A proposal to set up a state-run company to manage the S.C. Retirement System’s private equity – the first of its kind in the nation – is off the table, the state’s chief investment officer told a panel Wednesday.
The entity, dubbed NewCo for “New Company,” didn’t get the necessary buy-in needed, Retirement System Investment Commission Chief Executive Robert Borden told the Special Subcommittee on Retirement System Investment during a meeting in Columbia.
“Part of the risk involved was political risk and it became clear that the input we were receiving about NewCo was mixed,” he said after the two-hour subcommittee meeting.

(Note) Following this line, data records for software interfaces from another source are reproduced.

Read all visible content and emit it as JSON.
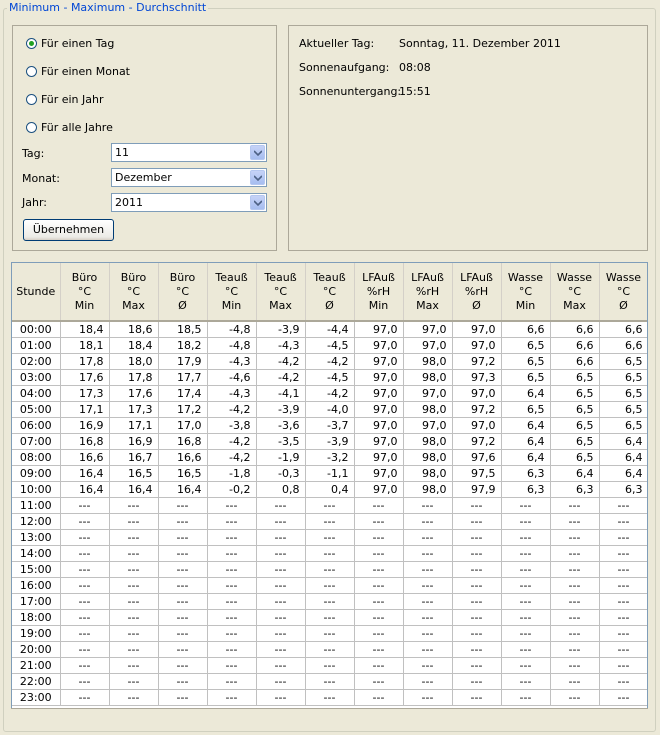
{
  "group_title": "Minimum - Maximum - Durchschnitt",
  "radios": [
    {
      "label": "Für einen Tag",
      "checked": true
    },
    {
      "label": "Für einen Monat",
      "checked": false
    },
    {
      "label": "Für ein Jahr",
      "checked": false
    },
    {
      "label": "Für alle Jahre",
      "checked": false
    }
  ],
  "fields": {
    "day_label": "Tag:",
    "day_value": "11",
    "month_label": "Monat:",
    "month_value": "Dezember",
    "year_label": "Jahr:",
    "year_value": "2011"
  },
  "apply_label": "Übernehmen",
  "info": {
    "current_day_label": "Aktueller Tag:",
    "current_day_value": "Sonntag, 11. Dezember 2011",
    "sunrise_label": "Sonnenaufgang:",
    "sunrise_value": "08:08",
    "sunset_label": "Sonnenuntergang:",
    "sunset_value": "15:51"
  },
  "table": {
    "headers": [
      [
        "Stunde"
      ],
      [
        "Büro",
        "°C",
        "Min"
      ],
      [
        "Büro",
        "°C",
        "Max"
      ],
      [
        "Büro",
        "°C",
        "Ø"
      ],
      [
        "Teauß",
        "°C",
        "Min"
      ],
      [
        "Teauß",
        "°C",
        "Max"
      ],
      [
        "Teauß",
        "°C",
        "Ø"
      ],
      [
        "LFAuß",
        "%rH",
        "Min"
      ],
      [
        "LFAuß",
        "%rH",
        "Max"
      ],
      [
        "LFAuß",
        "%rH",
        "Ø"
      ],
      [
        "Wasse",
        "°C",
        "Min"
      ],
      [
        "Wasse",
        "°C",
        "Max"
      ],
      [
        "Wasse",
        "°C",
        "Ø"
      ]
    ],
    "rows": [
      [
        "00:00",
        "18,4",
        "18,6",
        "18,5",
        "-4,8",
        "-3,9",
        "-4,4",
        "97,0",
        "97,0",
        "97,0",
        "6,6",
        "6,6",
        "6,6"
      ],
      [
        "01:00",
        "18,1",
        "18,4",
        "18,2",
        "-4,8",
        "-4,3",
        "-4,5",
        "97,0",
        "97,0",
        "97,0",
        "6,5",
        "6,6",
        "6,6"
      ],
      [
        "02:00",
        "17,8",
        "18,0",
        "17,9",
        "-4,3",
        "-4,2",
        "-4,2",
        "97,0",
        "98,0",
        "97,2",
        "6,5",
        "6,6",
        "6,5"
      ],
      [
        "03:00",
        "17,6",
        "17,8",
        "17,7",
        "-4,6",
        "-4,2",
        "-4,5",
        "97,0",
        "98,0",
        "97,3",
        "6,5",
        "6,5",
        "6,5"
      ],
      [
        "04:00",
        "17,3",
        "17,6",
        "17,4",
        "-4,3",
        "-4,1",
        "-4,2",
        "97,0",
        "97,0",
        "97,0",
        "6,4",
        "6,5",
        "6,5"
      ],
      [
        "05:00",
        "17,1",
        "17,3",
        "17,2",
        "-4,2",
        "-3,9",
        "-4,0",
        "97,0",
        "98,0",
        "97,2",
        "6,5",
        "6,5",
        "6,5"
      ],
      [
        "06:00",
        "16,9",
        "17,1",
        "17,0",
        "-3,8",
        "-3,6",
        "-3,7",
        "97,0",
        "97,0",
        "97,0",
        "6,4",
        "6,5",
        "6,5"
      ],
      [
        "07:00",
        "16,8",
        "16,9",
        "16,8",
        "-4,2",
        "-3,5",
        "-3,9",
        "97,0",
        "98,0",
        "97,2",
        "6,4",
        "6,5",
        "6,4"
      ],
      [
        "08:00",
        "16,6",
        "16,7",
        "16,6",
        "-4,2",
        "-1,9",
        "-3,2",
        "97,0",
        "98,0",
        "97,6",
        "6,4",
        "6,5",
        "6,4"
      ],
      [
        "09:00",
        "16,4",
        "16,5",
        "16,5",
        "-1,8",
        "-0,3",
        "-1,1",
        "97,0",
        "98,0",
        "97,5",
        "6,3",
        "6,4",
        "6,4"
      ],
      [
        "10:00",
        "16,4",
        "16,4",
        "16,4",
        "-0,2",
        "0,8",
        "0,4",
        "97,0",
        "98,0",
        "97,9",
        "6,3",
        "6,3",
        "6,3"
      ],
      [
        "11:00",
        "---",
        "---",
        "---",
        "---",
        "---",
        "---",
        "---",
        "---",
        "---",
        "---",
        "---",
        "---"
      ],
      [
        "12:00",
        "---",
        "---",
        "---",
        "---",
        "---",
        "---",
        "---",
        "---",
        "---",
        "---",
        "---",
        "---"
      ],
      [
        "13:00",
        "---",
        "---",
        "---",
        "---",
        "---",
        "---",
        "---",
        "---",
        "---",
        "---",
        "---",
        "---"
      ],
      [
        "14:00",
        "---",
        "---",
        "---",
        "---",
        "---",
        "---",
        "---",
        "---",
        "---",
        "---",
        "---",
        "---"
      ],
      [
        "15:00",
        "---",
        "---",
        "---",
        "---",
        "---",
        "---",
        "---",
        "---",
        "---",
        "---",
        "---",
        "---"
      ],
      [
        "16:00",
        "---",
        "---",
        "---",
        "---",
        "---",
        "---",
        "---",
        "---",
        "---",
        "---",
        "---",
        "---"
      ],
      [
        "17:00",
        "---",
        "---",
        "---",
        "---",
        "---",
        "---",
        "---",
        "---",
        "---",
        "---",
        "---",
        "---"
      ],
      [
        "18:00",
        "---",
        "---",
        "---",
        "---",
        "---",
        "---",
        "---",
        "---",
        "---",
        "---",
        "---",
        "---"
      ],
      [
        "19:00",
        "---",
        "---",
        "---",
        "---",
        "---",
        "---",
        "---",
        "---",
        "---",
        "---",
        "---",
        "---"
      ],
      [
        "20:00",
        "---",
        "---",
        "---",
        "---",
        "---",
        "---",
        "---",
        "---",
        "---",
        "---",
        "---",
        "---"
      ],
      [
        "21:00",
        "---",
        "---",
        "---",
        "---",
        "---",
        "---",
        "---",
        "---",
        "---",
        "---",
        "---",
        "---"
      ],
      [
        "22:00",
        "---",
        "---",
        "---",
        "---",
        "---",
        "---",
        "---",
        "---",
        "---",
        "---",
        "---",
        "---"
      ],
      [
        "23:00",
        "---",
        "---",
        "---",
        "---",
        "---",
        "---",
        "---",
        "---",
        "---",
        "---",
        "---",
        "---"
      ]
    ]
  }
}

“Anytime you start up something new, there are going to be bumps in the road and we needed to know that the first time there was a problem, people weren’t going to be pointing fingers, saying ‘I told you this wasn’t a good idea,’” he added.
The idea behind NewCo was to hire Wall Street-savvy individuals to operate out of Charleston and invest a substantial portion of the Retirement System’s holdings – as much as $9 billion – thereby reducing substantially what the system was paying out in fees and other costs that outside managers charged.
That’s no small consideration given that the state Retirement System is underfunded by a projected $12 billion to $53 billion.
But with NewCo dead, Borden said he’ll push for the Investment Commission to ramp up internally, so it can take on more investing duties itself.
Borden would like to add at least 20 employees to the Investment Commission and triple the agency’s budget, which has been stagnant for the past three years.
“Our goal with NewCo was to have the cake, the icing and the cherry on top,” he told the subcommittee. “But I think with this scaled back plan we can still have the cake and some of the icing.”
The commission oversees the retirement system’s investment portfolio, which totals more than $24 billion, money from some 521,000 current or future state and local government retirees.
Sen. Phil Leventis, D-Sumter, one of three subcommittee members along with Sen. Greg Ryberg, R-Aiken, and Sen. Wes Hayes, R-York, said the new plan will require examination, but believes it’s a step in the right direction.
“What (Borden) is trying to do is save the state about half a million dollars a day in fees, so it certainly seems like something that makes sense,” he said.
The NewCo plan all but appeared out of nowhere six weeks ago, when Retirement System commission members voted unanimously on Sept. 23 to proceed with it. In so doing, the commission authorized $15 million in start-up costs for its would-be venture.
But a week later, the Budget and Control Board asked for more analysis before moving forward.
As The Nerve previously reported, the plan received considerable criticism because of the secrecy that shrouded the proposal. Among issues raised was the fact that state taxpayers could have been left holding the bag if the plan had gone awry.
The main drawback between starting a private company to invest state money and doing it within the confines of the Investment Commission is that the latter won’t be able to pay the high salaries necessary to lure top Wall Street talent, Borden said.
“The only way to get the top talent is to pay and pay big,” he said, adding that the Investment Commission will still be able to get good people, but they will likely have less experience or not quite as good a track record as the top performers.
The subcommittee asked Borden to submit a plan regarding a redesigned Investment Commission in time for them to review on Nov. 15.
That would be just before the Retirement System Investment Commission’s final meeting of the year, a two-day retreat scheduled for Nov. 17-18 at the Wampee Conference Center on Lake Moultrie.
Reach Dietrich at (803) 779-5022, ext. 110, or firstname.lastname@example.org.